The second moment that illustrates Johnson’s value came in 2008 on “throwback day” for the team. The Cubs and Atlanta Braves were wearing uniforms from 1948, and viewers at home got to see how baseball used to be televised since WGN only used one or two cameras and black and white video for the first few innings. It really was a treat to watch, but the best part of the game was in the final at-bat. With the bases loaded and the game tied, the Cubs sent Reed Johnson to the plate. A hit would win the game. When the pitcher’s ball came in a little too close, Johnson didn’t swing or jump out of the way, he took it, a beanball to the leg. The hit-by-pitch forced in the run at third and the Cubs were victorious – one of the only walk off hit-by-pitches I’ve ever seen. It was so exciting, and Reed was fine taking a beanball if it meant a Cubs victory.

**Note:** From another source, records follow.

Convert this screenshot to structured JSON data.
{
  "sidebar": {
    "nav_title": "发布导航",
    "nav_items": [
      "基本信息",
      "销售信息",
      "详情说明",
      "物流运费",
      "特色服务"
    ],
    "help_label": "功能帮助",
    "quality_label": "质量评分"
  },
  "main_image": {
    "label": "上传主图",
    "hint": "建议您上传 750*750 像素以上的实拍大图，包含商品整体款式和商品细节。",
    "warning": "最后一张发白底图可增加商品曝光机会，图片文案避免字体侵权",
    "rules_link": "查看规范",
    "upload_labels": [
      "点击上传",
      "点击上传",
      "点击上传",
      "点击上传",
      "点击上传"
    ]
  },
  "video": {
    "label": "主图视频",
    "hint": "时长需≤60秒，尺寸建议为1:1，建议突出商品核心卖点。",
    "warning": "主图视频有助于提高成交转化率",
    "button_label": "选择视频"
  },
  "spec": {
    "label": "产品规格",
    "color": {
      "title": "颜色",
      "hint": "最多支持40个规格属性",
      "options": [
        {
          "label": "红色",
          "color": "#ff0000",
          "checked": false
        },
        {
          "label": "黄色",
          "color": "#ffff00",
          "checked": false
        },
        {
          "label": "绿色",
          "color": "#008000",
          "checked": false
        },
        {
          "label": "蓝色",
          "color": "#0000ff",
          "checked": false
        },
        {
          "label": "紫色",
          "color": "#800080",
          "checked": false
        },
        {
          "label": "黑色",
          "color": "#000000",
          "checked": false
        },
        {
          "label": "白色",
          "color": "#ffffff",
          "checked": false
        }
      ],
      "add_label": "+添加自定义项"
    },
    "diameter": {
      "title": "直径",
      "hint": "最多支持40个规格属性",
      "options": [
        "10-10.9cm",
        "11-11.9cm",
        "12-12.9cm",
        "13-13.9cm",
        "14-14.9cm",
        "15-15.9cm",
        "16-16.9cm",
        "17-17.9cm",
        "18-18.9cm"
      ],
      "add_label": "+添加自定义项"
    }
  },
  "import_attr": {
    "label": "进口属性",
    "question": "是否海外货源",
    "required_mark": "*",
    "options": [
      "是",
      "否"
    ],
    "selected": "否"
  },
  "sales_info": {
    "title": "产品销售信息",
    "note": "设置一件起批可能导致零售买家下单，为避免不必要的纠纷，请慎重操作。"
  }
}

Yet, these are just the intangibles he possesses. Reed does, however, have value with the bat. He’s effective against left-handed pitching (.311 batting average, .832 OPS for his career), and not terrible against righties. The Cubs just signed David DeJesus to play right field in 2012. Although Cubs General Manager Jed Hoyer said they do not view DeJesus as a platoon player, it wouldn’t hurt to have a bat like Johnson’s on the bench as backup (DeJesus is hitting .264 with a .690 OPS in his career against lefties). The Cubs outfield may be a little more crowded with the addition of DeJesus, but I still think there’s room for Reed, especially with the other backups struggling and big name starters like Alfonso Soriano or Marlon Byrd possibly out the door.
At very least, I hope the Cubs give Reed a chance, whether it be a minor league contract, and invitation to Spring Training, or an actual major league deal.
Add Craig Counsell to the new coaching staff.
After dismissing Mike Quade, the Cubs hired former Brewers coach Dale Sveum as their new manager. Now there’s a rumor going around that Counsell may join the Cubs as a coach. As I noted in my I <3 Bobblehead Days post, Counsell was my favorite Brewer. I’ve seen quotes and comments about him that are nothing but positive, it was like he was a bench coach already this past season on the Brewers. After a dismal 2011, it’s probably safe to say that Counsell’s playing days are over. So why not coach? If Sveum wants him, I’m all for it. Maybe Alfonso Soriano will pick up on Counsell’s old batting stance (right) and perform a little better. Ha, ha. One three more years, guys.
Note: This post was written as a blog assignment for my Journalism, Advertising and Media Studies 201 class: Media Writing. We are to write two posts on a blog. My letter to Santa will be continued soon!